Obsessions can be destructive things, but I’m happy to be obsessive about getting tack sharp captures every time I go shooting. Other things like color, exposure and framing are important too, but I’m especially careful about sharpness because sharpness is the one thing that can’t be meaningfully corrected in an editor later on. Let me say that again: You need to concentrate on the things that rob our photos of sharpness during capture, because none of the so-called sharpening tools can do anything to fix an image that was captured un-sharp.
Don’t get me wrong. I “sharpen” almost every image I use*, but until editing programs are able to know what the camera SHOULD have captured, all of our so-called sharpening tools create an optical illusion designed to trick the eye into thinking that our capture was sharper than it really was. Here’s how it works: An edge consists of dark pixels next to light pixels. The sharpening tools work by first detecting those edges, and then by darkening the dark pixels and lightening the light ones. Each tool may use a slightly different path to get there, but other than that, they all work the same way.
We’ll cover these in other sessions, but for now note that there are three things that can rob our images of sharpness: Motion blurring, focus blurring, and noise. Each one is caused by something different, and therefore each one has its own remedy (or remedies). The first step in solving a blurring problem therefore, is to determine which of the three is the culprit. Learn to zoom on your images in the review screen all the way to check for sharpness, and to not let your subject leave until you’re sure you’ve been successful!

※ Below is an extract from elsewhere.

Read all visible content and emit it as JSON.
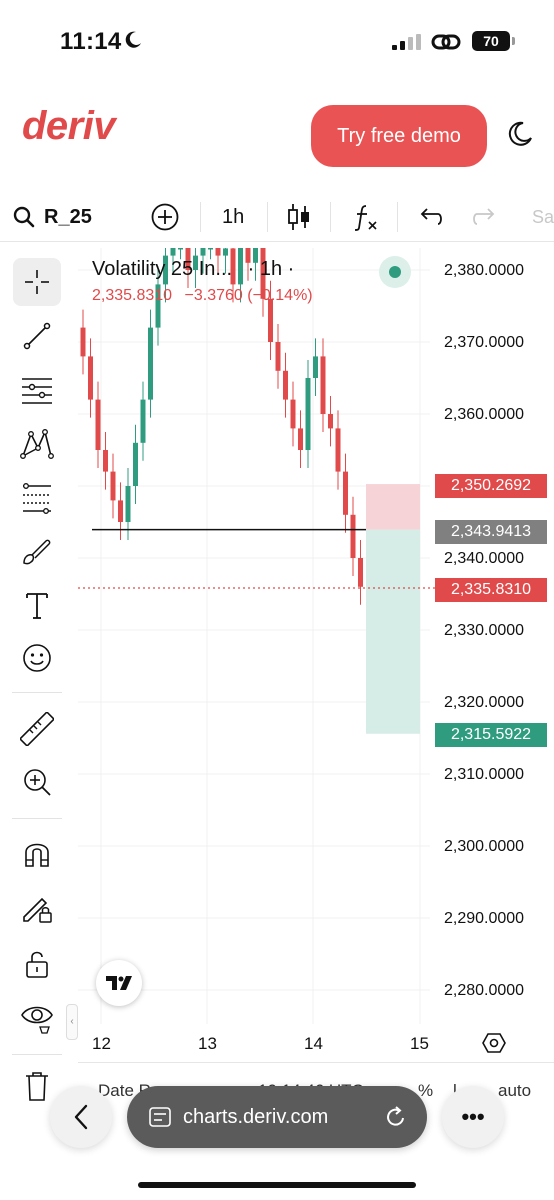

*My preferred sharpening method is Photoshop’s High Pass filter technique (to be covered in another session soon)